- Miller, W.P., Willis, R.L., Levy, G.J.
- Soil use and management 1998 v.14 no.2 pp. 101-105
- kaolinite, clay soils, polyacrylamide, soil stabilization, soil amendments, particle size, soil horizons, anions, rain, soil texture, soil aggregates, molecular weight, sandy loam soils, adsorption, Georgia

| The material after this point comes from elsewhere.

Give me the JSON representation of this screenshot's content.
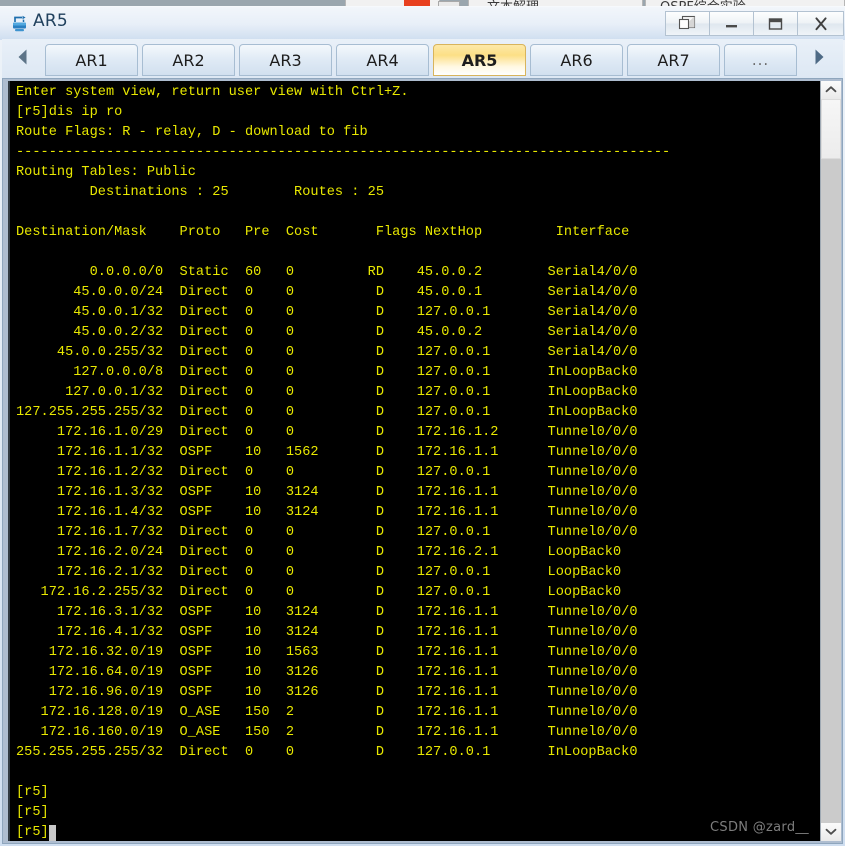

- The stability of aggregates can be improved by amending the soil with charged synthetic polymers. We have evaluated the effects (addition of low rates of anionic polyacrylamide (PAM) on the stability of aggregates from three predominately kaolinitic soils, and investigated whether the applied PAM penetrated into the aggregates or was adsorbed onto exterior surfaces only. Aggregates (6.3-9.5 mm) from the Ap horizons of a Cecil sandy loam and a Cecil loamy sand (Typic Kanhapludult) and from the Bt horizon of a Davidson clay (Rhodic Kandiudult) were treated with a high molecular weight (2 x 10(7) Da), negatively charged (20% hydrolysis) PAM at rates of 0, 10 or 20 kg/ha. The treated aggregates were dried and exposed to 20 mm of high kinetic energy (23.0 kJ/m3) simulated rain. Some of the PAM-treated Cecil loamy sand aggregates (5 or 10 kg/ha) were broken in half to expose untreated aggregate interiors to the rain. Percentage stable aggregates (weight/weight) in the PAM treatments ranged from 52 to 97%, vs. 20-32% in the control. PAM addition significantly increased the percentage of >4 mm sized aggregates compared with the untreated aggregates. PAM was more effective at stabilization in the light to medium textured Cecil soils than in the clayey Davidson. When internal surfaces of PAM treated aggregates were exposed, the percentage of stable aggregates exceeded the amount expected if the polymer was only adsorbed on to external surfaces. This suggested that some PAM had penetrated to some degree into aggregate interiors, thereby stabilizing both external and internal aggregates surfaces. Based on these results it is envisaged that use of PAM could be a viable alternative to the commonly used soil and water conservation practices (e.g. mulching, dyking, contour tillage).